UK lawmakers will begin an inquiry into a “giant hole” in energy policy left by the collapse of nuclear projects, amid claims that the newly-launched offshore wind sector deal is “woefully inadequate” to fill the gap.

The House of Commons Business, Energy and Industrial Strategy Committee, chaired by Labour MP Rachel Reeves, will probe how shelved investment decisions over nuclear plants at sites such as Moorside and Wylfa “have left the UK facing a giant hole in its energy policy”.

“This heightens concerns that the government is not doing more to encourage alternatives such as offshore wind and other renewables,” said Reeves.

John Sauven, executive director of Greenpeace UK, branded as “woefully inadequate” the government’s new offshore wind ‘sector deal’ with its target to reach 30GW of capacity by 2030, and called for more renewables to fill the future supply shortfall.

Sauven warned as the new nuclear reactor programme now appears unlikely to produce more than one new power station by 2030, and certainly not the six planned, there is a huge shortfall in the UK’s projected capacity looming in the second half of the next decade.

A Greenpeace UK briefing called Filling the Energy Gap calls for wind and solar capacity to be tripled in the UK between now and 2030, with offshore wind the future backbone of the nation's energy system.
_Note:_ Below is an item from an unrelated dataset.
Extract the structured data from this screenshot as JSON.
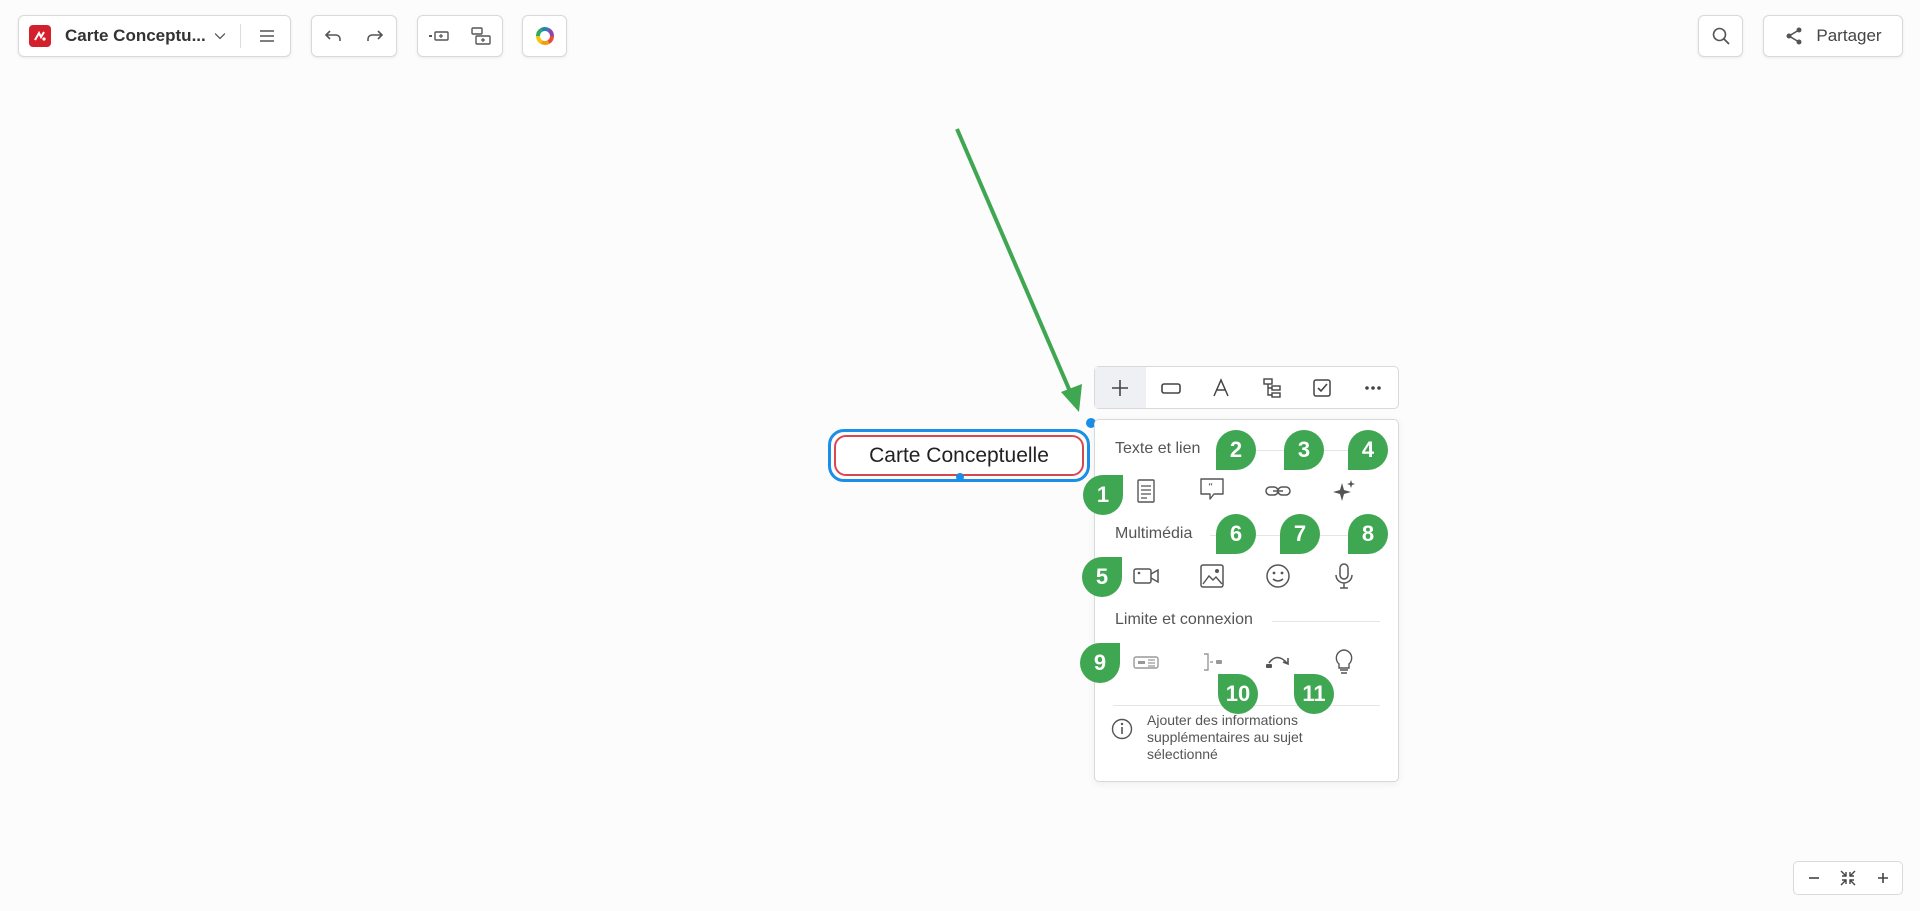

“Renewables is a technology where the UK is already a global leader. And we could turn that leadership into more jobs and opportunities to export British know-how to the rest of the world,” said Sauven.

The study concludes that offshore wind will need to hit at least 45GW by 2030, and possibly more, depending whether the government also supports more solar and onshore wind.

The environmental group makes the case for a UK solar target of at least 40GW by 2030, with the money made available, as necessary, from the £557m ($732m) the government has allocated for contracts-for-difference support to bid in future auctions.

It calls for an onshore wind goal of at least 30GW by 2030, delivered through giving the immediate go-ahead to 4GW that is ready to build, and confirming repowering of all existing sites.

“Beyond that, the government must allow onshore wind to bid in CfD auctions where planning permissions are obtained, and alter planning law to enable small scale onshore wind projects to continue in England where there is community acceptance,” says the briefing document.

The UK government is considering publishing an energy white paper in the summer of 2019. However, there is as yet no clarity on what it might cover, coming at a time when government priorities are taken up with its ongoing Brexit problems.